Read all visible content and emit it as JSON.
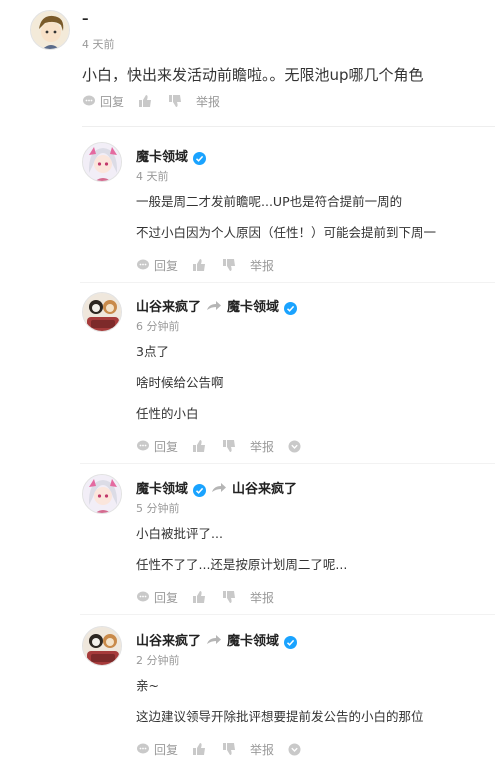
{
  "top_comment": {
    "username": "–",
    "time": "4 天前",
    "text": "小白，快出来发活动前瞻啦。。无限池up哪几个角色",
    "actions": {
      "reply": "回复",
      "report": "举报"
    }
  },
  "replies": [
    {
      "user": "魔卡领域",
      "verified": true,
      "reply_to": "",
      "time": "4 天前",
      "lines": [
        "一般是周二才发前瞻呢...UP也是符合提前一周的",
        "不过小白因为个人原因（任性！）可能会提前到下周一"
      ],
      "actions": {
        "reply": "回复",
        "report": "举报"
      }
    },
    {
      "user": "山谷来疯了",
      "verified": false,
      "reply_to": "魔卡领域",
      "reply_to_verified": true,
      "time": "6 分钟前",
      "lines": [
        "3点了",
        "啥时候给公告啊",
        "任性的小白"
      ],
      "actions": {
        "reply": "回复",
        "report": "举报"
      }
    },
    {
      "user": "魔卡领域",
      "verified": true,
      "reply_to": "山谷来疯了",
      "reply_to_verified": false,
      "time": "5 分钟前",
      "lines": [
        "小白被批评了...",
        "任性不了了...还是按原计划周二了呢..."
      ],
      "actions": {
        "reply": "回复",
        "report": "举报"
      }
    },
    {
      "user": "山谷来疯了",
      "verified": false,
      "reply_to": "魔卡领域",
      "reply_to_verified": true,
      "time": "2 分钟前",
      "lines": [
        "亲~",
        "这边建议领导开除批评想要提前发公告的小白的那位"
      ],
      "actions": {
        "reply": "回复",
        "report": "举报"
      }
    }
  ],
  "colors": {
    "verified": "#1aa3ff",
    "meta": "#999999",
    "text": "#333333"
  }
}
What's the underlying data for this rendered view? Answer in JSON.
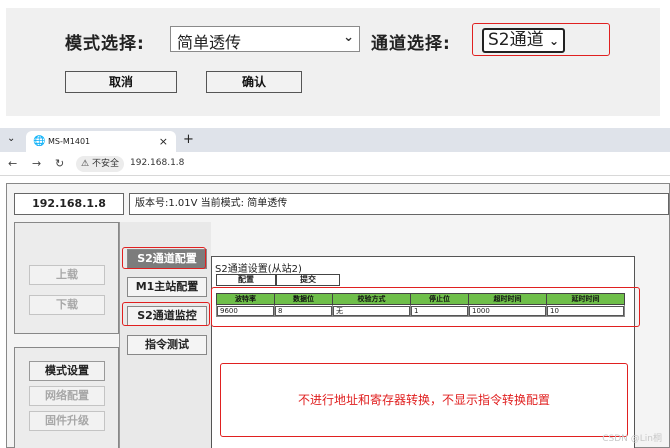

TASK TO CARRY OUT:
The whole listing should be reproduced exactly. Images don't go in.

WRITTEN ANSWER:
Read all visible content and emit it as JSON.
{
  "top_comment": {
    "username": "–",
    "time": "4 天前",
    "text": "小白，快出来发活动前瞻啦。。无限池up哪几个角色",
    "actions": {
      "reply": "回复",
      "report": "举报"
    }
  },
  "replies": [
    {
      "user": "魔卡领域",
      "verified": true,
      "reply_to": "",
      "time": "4 天前",
      "lines": [
        "一般是周二才发前瞻呢...UP也是符合提前一周的",
        "不过小白因为个人原因（任性！）可能会提前到下周一"
      ],
      "actions": {
        "reply": "回复",
        "report": "举报"
      }
    },
    {
      "user": "山谷来疯了",
      "verified": false,
      "reply_to": "魔卡领域",
      "reply_to_verified": true,
      "time": "6 分钟前",
      "lines": [
        "3点了",
        "啥时候给公告啊",
        "任性的小白"
      ],
      "actions": {
        "reply": "回复",
        "report": "举报"
      }
    },
    {
      "user": "魔卡领域",
      "verified": true,
      "reply_to": "山谷来疯了",
      "reply_to_verified": false,
      "time": "5 分钟前",
      "lines": [
        "小白被批评了...",
        "任性不了了...还是按原计划周二了呢..."
      ],
      "actions": {
        "reply": "回复",
        "report": "举报"
      }
    },
    {
      "user": "山谷来疯了",
      "verified": false,
      "reply_to": "魔卡领域",
      "reply_to_verified": true,
      "time": "2 分钟前",
      "lines": [
        "亲~",
        "这边建议领导开除批评想要提前发公告的小白的那位"
      ],
      "actions": {
        "reply": "回复",
        "report": "举报"
      }
    }
  ],
  "colors": {
    "verified": "#1aa3ff",
    "meta": "#999999",
    "text": "#333333"
  }
}
What's the underlying data for this rendered view? Answer in JSON.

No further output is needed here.